American Eagles and Civil War lead

Wow, I'm sorry it's been so long since my last post!  I finally have a working camera, so I'll try to get caught up on a few of my recent finds here.  In my last post I referred to an interesting buckle, which is shown here below.  It was found in an area of known Civil War activity, so I was initially pretty excited when a strong high-tone signal unearthed a large rectangular buckle.  I quickly realized it wasn't Civil War era, but it did turn out to be a unique piece of American history.  The design of this heavily silver plated belt buckle features an American eagle with shield, and scrolling banners which proclaim "Citizens Military Training Camp."

CMTC camps were operated in the period between two world wars, from 1921 to 1940.  The idea was to provide basic military training to male citizens, without the requirement of active duty service.  The month long summer camps were attended by an estimated 400,000 men during their two decade history, including Harry Truman and Ronald Reagan.  How this buckle ended up in a North Carolina farm field is anyone's guess, but it certainly is an interesting piece!

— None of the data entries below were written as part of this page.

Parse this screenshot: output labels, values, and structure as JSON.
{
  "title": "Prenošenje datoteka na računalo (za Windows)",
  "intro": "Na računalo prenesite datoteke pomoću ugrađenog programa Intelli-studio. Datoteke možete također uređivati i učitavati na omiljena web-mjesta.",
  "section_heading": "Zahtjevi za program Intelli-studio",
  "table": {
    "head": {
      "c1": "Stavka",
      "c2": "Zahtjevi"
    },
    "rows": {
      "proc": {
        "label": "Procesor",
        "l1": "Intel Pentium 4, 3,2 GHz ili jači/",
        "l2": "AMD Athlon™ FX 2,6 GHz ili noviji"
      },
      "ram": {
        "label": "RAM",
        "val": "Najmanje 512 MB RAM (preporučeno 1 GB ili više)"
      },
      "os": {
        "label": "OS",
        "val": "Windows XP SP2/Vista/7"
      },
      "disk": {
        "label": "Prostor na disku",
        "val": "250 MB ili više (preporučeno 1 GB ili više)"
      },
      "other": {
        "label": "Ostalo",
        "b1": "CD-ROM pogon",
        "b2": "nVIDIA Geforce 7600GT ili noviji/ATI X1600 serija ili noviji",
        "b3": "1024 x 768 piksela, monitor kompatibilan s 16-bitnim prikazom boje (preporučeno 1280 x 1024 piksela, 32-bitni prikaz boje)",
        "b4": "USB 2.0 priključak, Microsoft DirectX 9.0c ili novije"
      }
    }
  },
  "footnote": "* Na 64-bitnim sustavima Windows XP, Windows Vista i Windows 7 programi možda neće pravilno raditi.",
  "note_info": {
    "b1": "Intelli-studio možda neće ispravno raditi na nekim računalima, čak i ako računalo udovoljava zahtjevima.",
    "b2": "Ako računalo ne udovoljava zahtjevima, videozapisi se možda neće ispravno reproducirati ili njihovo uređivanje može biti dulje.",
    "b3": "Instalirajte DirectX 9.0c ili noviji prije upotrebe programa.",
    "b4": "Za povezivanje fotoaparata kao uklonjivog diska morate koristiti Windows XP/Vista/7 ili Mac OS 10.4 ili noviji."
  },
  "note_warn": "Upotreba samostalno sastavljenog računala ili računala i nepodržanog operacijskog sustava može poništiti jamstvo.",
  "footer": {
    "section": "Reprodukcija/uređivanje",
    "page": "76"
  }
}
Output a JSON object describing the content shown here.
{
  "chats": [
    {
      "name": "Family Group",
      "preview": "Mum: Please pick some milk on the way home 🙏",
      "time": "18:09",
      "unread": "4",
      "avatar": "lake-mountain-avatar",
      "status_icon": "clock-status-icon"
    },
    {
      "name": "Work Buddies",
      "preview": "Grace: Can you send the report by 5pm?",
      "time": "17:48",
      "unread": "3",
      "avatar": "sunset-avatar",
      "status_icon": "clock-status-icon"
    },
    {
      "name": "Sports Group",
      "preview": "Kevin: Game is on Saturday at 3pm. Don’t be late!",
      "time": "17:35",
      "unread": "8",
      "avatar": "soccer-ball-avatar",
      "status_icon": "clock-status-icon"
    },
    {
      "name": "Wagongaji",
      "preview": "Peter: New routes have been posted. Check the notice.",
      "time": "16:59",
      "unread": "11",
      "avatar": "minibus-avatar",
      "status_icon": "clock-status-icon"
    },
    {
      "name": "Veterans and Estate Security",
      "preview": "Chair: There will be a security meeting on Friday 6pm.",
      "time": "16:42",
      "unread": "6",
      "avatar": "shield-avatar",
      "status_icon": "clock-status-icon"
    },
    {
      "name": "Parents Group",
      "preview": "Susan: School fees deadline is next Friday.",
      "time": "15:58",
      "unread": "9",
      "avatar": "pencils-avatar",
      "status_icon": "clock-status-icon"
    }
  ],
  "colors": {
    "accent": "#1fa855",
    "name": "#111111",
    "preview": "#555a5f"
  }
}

A later trip to that same area produced a different sort of military eagle - this thick convex one piece button.  I noticed when I recovered it that the heavy construction and well attached shank seemed different from the typical civilian buttons recovered at many early home sites.  It wasn't until I was cleaning my finds some days later that the eagle motif emerged.  Although heavily worn, this button is an early US artillery button, or "eagle A."  A contrast enhanced scan of the device makes the design easier to see, along with a much nicer example of what the button would look like without environmental damage.  A similar eagle was used on general service and infantry buttons, but the backmark tells us the branch of service in this case.  It was manufactured for a US artilleryman's uniform, but these early buttons were known to be pressed into service as late as the Civil War.  For you button collectors, it has Tice reference number AY199D19.

The final group of finds show the results of today's hunt with Jim from Silent Remnants.  We have been following the route of Union troops here in central North Carolina, and Jim's research brought us to an excellent patch of ground which has been largely undisturbed since Union soldiers left the area.  My bullet recoveries are shown below, including standard Union three ring bullets and two Williams cleaner bullets, both with and without the zinc base.  It was a surreal experience digging so many bullets in such a small area, and realizing that this was the exact spot in which they were dropped a century and a half ago.  And of course, what woods hunt would be complete without a healthy assortment of modern bullets and casings!

I may have more to say about this particular hunt in a future post - it really deserves a better treatment than space here allows.  Until then, I do hope you enjoyed reading and viewing some of my recent finds.  Thanks for looking, and God bless!

1 comment:

  1. Digging that lead sure was a blast, Tony. Just thought I'd post an update regarding my blog's change of address. What was formerly "Silent Remnants" is now "Touch the Past" at

    Looking forward to getting back out there soon.